Equal Education (EE) members have met with various role players from the Western Cape Education Department to discuss the recent developments around allegations of sexual harassment within the organisation and their ongoing work in the province.
The organisation said they now had three separate processes currently running to investigate allegations of sexual harassment, following the shock resignation of three senior members of the organisation amid growing claims of misconduct.
Treasurer Doron Isaacs, former general secretary Tshepo Motsepe and former head of national organising Luyolo Mazwembe, all resigned amid allegations of sexual harassment earlier this month.
Western Cape EE head, Noncedo Madudube, said a delegation from EE, which included elected leadership committee members, Madudube, deputy head Ntsiki Dlulane, and EE interim national co-ordinator Leanne Jansen-Thomas had met with Western Cape Education MEC Debbie Schäfer, head of department Brian Schreuder, and other staff from the Western Cape Education Department (WCED).

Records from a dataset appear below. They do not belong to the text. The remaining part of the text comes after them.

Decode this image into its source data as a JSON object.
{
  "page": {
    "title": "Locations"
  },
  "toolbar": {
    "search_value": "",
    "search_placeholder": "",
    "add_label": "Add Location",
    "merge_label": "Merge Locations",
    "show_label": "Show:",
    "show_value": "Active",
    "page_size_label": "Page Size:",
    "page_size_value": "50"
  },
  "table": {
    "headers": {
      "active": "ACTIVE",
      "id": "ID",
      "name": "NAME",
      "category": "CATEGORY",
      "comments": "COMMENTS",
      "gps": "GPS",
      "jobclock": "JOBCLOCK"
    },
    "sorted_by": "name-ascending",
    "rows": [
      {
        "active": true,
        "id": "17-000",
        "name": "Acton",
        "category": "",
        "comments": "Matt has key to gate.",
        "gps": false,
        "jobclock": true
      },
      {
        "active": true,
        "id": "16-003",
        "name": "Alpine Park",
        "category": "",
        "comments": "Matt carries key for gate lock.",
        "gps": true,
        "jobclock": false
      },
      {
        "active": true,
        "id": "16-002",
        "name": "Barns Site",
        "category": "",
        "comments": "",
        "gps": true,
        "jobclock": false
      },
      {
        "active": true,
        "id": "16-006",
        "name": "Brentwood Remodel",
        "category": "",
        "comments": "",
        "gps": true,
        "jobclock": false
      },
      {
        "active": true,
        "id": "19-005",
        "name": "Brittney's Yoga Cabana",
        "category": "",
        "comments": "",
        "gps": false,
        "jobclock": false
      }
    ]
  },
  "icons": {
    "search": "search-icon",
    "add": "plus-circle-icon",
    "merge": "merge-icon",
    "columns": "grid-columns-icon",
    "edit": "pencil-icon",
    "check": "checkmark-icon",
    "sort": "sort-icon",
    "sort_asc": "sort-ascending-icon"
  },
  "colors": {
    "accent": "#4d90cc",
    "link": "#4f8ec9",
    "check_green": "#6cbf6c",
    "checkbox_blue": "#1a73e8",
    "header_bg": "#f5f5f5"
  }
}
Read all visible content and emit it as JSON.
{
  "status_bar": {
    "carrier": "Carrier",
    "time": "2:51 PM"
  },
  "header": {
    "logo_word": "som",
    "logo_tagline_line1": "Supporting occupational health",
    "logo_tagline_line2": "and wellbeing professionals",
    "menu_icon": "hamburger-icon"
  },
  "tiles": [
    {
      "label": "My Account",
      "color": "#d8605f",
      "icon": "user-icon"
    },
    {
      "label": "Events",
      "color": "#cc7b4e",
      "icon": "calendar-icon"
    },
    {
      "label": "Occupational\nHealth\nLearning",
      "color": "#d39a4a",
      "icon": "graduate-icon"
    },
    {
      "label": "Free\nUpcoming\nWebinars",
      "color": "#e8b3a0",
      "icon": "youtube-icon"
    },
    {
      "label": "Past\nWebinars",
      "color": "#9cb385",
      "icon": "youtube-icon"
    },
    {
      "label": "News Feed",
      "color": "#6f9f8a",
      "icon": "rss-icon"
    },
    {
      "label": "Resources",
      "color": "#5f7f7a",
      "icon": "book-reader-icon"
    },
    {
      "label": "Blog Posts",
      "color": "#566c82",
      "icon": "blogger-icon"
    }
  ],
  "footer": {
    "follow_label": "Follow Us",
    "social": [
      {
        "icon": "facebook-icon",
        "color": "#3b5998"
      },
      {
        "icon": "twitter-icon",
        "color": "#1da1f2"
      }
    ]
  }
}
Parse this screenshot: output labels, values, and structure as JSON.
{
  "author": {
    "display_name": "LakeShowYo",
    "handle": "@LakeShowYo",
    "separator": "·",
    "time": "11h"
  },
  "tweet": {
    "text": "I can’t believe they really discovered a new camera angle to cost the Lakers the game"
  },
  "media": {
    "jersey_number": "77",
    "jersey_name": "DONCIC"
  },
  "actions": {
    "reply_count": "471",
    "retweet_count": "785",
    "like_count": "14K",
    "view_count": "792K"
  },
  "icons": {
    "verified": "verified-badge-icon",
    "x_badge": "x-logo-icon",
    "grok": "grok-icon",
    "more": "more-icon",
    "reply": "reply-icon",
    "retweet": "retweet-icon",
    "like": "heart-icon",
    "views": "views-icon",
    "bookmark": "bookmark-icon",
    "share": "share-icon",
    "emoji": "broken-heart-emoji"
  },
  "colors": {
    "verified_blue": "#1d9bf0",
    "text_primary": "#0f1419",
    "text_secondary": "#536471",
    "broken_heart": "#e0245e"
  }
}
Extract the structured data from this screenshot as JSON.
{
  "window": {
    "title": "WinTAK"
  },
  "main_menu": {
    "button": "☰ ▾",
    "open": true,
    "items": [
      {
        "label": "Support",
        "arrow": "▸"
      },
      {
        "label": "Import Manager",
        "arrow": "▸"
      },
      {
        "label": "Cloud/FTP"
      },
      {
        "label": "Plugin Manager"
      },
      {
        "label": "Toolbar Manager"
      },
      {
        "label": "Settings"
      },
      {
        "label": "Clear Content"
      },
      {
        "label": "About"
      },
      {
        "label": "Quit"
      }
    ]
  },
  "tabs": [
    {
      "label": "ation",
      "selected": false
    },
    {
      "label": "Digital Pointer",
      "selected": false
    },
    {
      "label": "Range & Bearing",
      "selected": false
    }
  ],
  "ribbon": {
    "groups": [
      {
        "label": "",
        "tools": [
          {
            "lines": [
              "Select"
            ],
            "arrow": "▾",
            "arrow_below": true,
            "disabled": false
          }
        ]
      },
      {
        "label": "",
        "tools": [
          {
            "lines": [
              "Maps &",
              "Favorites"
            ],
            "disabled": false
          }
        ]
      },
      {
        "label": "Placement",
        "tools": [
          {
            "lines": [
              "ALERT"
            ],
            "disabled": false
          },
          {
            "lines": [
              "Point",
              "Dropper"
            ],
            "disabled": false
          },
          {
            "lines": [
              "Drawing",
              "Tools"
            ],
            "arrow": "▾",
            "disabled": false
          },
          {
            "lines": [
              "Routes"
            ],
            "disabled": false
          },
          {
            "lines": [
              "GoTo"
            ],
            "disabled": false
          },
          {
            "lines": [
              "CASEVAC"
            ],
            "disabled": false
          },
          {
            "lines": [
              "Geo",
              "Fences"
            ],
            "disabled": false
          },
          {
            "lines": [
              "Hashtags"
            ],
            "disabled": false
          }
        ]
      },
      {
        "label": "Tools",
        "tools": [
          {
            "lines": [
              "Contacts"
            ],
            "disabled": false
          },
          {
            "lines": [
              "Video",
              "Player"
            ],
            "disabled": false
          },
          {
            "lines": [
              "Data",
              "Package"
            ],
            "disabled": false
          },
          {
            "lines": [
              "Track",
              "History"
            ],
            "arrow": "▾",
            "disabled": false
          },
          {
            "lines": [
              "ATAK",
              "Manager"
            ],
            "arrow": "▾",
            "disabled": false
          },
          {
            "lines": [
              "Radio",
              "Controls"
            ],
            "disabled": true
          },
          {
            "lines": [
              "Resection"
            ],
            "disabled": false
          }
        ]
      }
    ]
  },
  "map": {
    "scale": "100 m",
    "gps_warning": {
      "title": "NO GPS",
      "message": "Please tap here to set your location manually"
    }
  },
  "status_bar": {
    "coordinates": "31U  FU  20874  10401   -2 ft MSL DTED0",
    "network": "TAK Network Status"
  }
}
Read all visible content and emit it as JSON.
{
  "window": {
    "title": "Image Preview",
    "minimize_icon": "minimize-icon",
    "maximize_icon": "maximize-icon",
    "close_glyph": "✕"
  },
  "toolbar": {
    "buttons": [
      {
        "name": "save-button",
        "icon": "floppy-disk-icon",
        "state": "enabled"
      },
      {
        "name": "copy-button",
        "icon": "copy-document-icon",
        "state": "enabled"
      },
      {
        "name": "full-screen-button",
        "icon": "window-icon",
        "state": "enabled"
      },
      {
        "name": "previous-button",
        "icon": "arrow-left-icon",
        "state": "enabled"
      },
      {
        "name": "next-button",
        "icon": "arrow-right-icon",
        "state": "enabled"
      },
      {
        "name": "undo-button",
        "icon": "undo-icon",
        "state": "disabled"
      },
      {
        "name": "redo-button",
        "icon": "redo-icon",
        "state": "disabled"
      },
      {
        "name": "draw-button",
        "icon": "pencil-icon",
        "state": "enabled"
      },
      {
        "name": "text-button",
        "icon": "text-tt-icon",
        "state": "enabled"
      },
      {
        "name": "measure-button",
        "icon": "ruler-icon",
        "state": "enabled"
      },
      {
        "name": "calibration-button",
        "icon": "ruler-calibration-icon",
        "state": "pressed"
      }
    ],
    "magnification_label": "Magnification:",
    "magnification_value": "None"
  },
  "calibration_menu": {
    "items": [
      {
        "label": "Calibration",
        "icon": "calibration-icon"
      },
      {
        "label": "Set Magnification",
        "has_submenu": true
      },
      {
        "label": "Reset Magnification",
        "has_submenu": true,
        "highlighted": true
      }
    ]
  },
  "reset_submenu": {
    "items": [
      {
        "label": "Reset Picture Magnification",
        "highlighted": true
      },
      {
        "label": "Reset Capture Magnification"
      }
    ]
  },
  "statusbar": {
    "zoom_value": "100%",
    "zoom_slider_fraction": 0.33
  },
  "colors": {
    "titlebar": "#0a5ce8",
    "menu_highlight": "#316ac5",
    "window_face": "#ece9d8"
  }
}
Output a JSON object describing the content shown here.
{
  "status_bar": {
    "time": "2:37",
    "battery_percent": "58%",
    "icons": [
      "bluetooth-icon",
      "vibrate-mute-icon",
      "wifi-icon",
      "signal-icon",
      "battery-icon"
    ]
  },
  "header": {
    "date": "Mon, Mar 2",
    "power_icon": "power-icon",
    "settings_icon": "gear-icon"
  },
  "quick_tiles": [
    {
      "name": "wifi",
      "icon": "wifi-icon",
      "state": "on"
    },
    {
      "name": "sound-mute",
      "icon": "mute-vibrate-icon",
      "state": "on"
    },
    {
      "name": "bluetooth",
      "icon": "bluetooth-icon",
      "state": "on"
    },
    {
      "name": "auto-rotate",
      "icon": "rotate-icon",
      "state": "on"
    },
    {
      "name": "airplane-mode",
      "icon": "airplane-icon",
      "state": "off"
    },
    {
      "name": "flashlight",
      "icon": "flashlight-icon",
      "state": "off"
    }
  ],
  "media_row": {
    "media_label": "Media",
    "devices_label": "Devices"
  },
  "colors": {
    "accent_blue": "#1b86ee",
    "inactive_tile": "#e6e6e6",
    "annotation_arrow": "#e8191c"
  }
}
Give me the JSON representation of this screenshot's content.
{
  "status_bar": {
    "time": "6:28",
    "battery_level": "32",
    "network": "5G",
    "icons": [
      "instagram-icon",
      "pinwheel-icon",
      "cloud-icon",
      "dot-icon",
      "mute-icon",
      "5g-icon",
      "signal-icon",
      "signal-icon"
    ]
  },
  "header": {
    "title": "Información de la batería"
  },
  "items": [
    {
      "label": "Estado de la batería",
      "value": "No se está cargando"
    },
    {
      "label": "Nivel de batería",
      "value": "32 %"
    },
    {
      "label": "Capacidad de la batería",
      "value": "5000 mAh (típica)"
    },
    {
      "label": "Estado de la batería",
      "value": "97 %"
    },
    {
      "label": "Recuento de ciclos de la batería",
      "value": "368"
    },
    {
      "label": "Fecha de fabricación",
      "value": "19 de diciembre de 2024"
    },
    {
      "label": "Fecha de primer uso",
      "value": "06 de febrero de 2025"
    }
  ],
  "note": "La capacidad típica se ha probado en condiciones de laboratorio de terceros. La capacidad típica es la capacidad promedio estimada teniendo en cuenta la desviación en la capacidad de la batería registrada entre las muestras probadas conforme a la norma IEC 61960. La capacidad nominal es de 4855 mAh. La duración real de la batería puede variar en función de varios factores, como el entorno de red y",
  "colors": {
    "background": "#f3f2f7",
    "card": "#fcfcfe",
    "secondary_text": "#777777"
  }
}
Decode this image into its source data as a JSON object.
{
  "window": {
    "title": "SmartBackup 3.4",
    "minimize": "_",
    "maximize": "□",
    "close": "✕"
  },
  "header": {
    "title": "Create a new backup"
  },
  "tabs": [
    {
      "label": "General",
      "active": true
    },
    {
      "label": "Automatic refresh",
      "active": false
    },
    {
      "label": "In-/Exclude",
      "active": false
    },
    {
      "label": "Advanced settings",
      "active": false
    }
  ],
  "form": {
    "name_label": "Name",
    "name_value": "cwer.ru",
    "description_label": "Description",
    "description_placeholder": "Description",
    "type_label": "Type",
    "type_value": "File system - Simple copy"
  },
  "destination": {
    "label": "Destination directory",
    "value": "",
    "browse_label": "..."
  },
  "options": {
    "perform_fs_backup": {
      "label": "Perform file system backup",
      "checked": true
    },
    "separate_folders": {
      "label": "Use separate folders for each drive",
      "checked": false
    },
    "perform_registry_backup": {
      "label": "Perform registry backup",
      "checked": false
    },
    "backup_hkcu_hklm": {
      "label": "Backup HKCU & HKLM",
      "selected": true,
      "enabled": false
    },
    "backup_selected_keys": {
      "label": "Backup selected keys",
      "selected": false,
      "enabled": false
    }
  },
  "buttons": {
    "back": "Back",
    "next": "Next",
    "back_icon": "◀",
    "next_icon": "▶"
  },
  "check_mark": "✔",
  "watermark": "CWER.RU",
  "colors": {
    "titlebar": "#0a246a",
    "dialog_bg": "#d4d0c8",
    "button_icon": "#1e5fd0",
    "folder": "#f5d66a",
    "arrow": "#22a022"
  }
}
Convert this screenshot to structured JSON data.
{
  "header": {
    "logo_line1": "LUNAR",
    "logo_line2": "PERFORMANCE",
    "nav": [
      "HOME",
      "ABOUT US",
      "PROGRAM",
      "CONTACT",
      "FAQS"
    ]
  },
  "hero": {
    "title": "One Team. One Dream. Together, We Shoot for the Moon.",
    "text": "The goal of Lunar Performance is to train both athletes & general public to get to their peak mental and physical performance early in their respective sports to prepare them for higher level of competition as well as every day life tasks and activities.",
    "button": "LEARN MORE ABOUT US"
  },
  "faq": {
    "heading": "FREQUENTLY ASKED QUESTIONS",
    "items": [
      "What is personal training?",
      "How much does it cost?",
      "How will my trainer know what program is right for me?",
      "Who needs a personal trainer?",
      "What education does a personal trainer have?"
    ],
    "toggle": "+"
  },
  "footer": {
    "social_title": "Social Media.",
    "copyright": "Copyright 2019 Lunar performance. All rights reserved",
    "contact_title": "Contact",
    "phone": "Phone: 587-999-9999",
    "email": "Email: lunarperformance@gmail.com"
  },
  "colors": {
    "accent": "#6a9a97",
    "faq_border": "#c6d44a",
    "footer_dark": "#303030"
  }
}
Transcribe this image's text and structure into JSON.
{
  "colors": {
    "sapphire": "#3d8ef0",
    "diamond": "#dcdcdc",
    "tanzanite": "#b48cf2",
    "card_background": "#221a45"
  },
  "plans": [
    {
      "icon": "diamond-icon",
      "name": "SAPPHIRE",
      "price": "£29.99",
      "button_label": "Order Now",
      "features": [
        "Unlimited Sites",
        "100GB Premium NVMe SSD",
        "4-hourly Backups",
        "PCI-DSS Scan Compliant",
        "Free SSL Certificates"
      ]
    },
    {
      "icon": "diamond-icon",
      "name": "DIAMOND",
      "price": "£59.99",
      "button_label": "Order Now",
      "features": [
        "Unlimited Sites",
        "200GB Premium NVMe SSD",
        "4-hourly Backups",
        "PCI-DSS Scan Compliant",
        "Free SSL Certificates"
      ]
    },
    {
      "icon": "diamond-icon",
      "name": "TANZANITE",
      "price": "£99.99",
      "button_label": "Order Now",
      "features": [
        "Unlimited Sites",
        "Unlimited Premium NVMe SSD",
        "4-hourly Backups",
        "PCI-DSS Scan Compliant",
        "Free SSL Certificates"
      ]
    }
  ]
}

This followed after Schäfer had called for members of EE, who were not pupils, not to participate in any activity on school premises until the education department could clarify the extent to which men from the organisation had interacted with pupils at schools this year.
She also wanted to know what measures were in place to vet its members.
Madudube said EE had assured the WCED that they had strict sexual harassment policies in place and that they had acted swiftly to address every sexual harassment allegation that has been put before it.
She said the three separate processes included an independent panel that would look into allegations of sexual harassment levelled against Motshepe.
“The panel may investigate any other matter that arises as part of the process or refer it to the broader assessment process mentioned below,” said Madudube.
A second independent panel would investigate sexual harassment allegations against Isaacs.
“EE’s National Council has also resolved to establish a broader assessment process, which will examine EEs record of dealing with mistreatment in the workplace, as well as EE’s policies, procedures and organisational culture in regard to harassment, and power dynamics,” said Madudube.
Madudube said the three men had “no regular direct interaction” with learners, and that, as soon as allegations emerged, EE’s current leadership had ensured that they were prevented from any possible engagement.
Madudube said the meeting had concluded on a positive note, with matters clarified regarding school-based activities and the seriousness with which EE has approached issues of sexual harassment.
“It was agreed that there should at this stage be no obstacle to EE members continuing to organise in the Western Cape,” she said.
Madudube said they had resolved to meet with the WCED again, once the investigations into sexual harassment have been concluded.
“We care deeply about our core mission – the struggle for access to quality education for all – and we will continue to fight for equitable education in the Western Cape,” she said.